I think it’s worth highlighting an update to the CDC guidelines that says people are most contagious for 1-2 days before they develop symptoms and 2-3 days after.
So the clear guide is to abide by the rules and isolate as a positive case or close contact for seven days, but please check the guidelines in your state or territory.
I know there is so much changing advice about it – for example in relation to critical employees – but the best advice is to stay isolated for at least five days if you are a positive cause or a close contact.
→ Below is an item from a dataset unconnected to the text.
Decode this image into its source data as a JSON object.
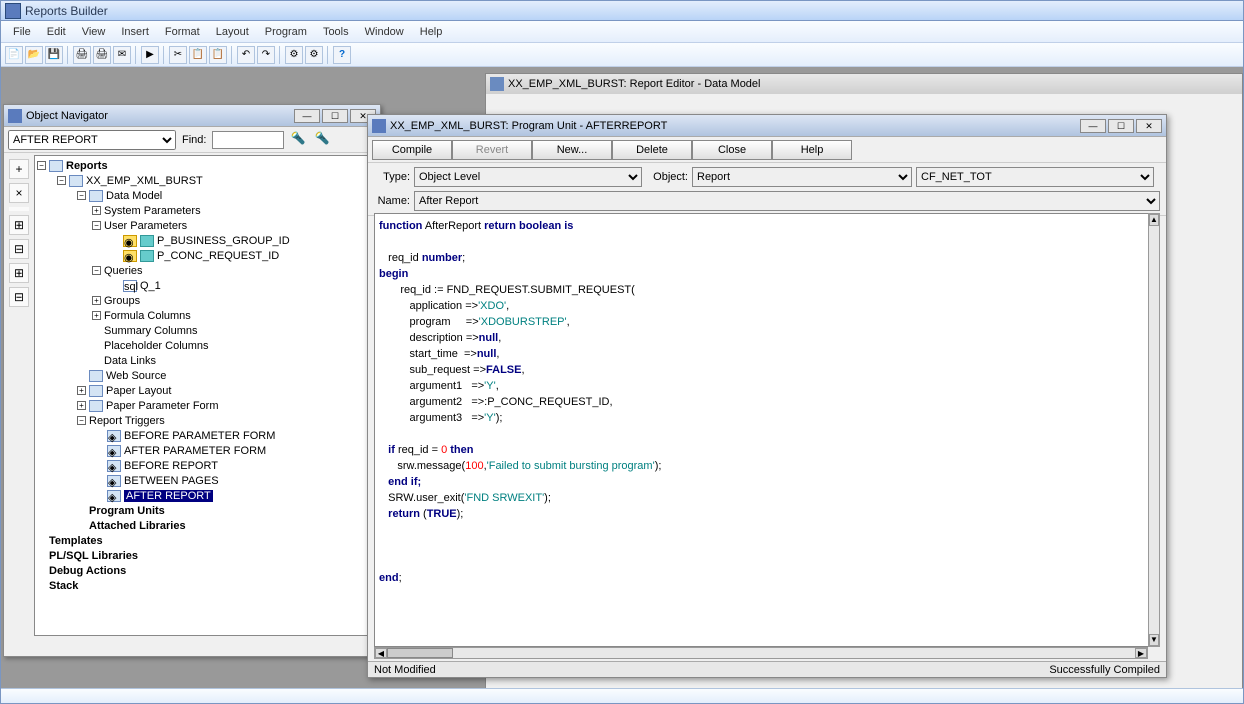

This article was published in The Conversation and has been republished here with permission.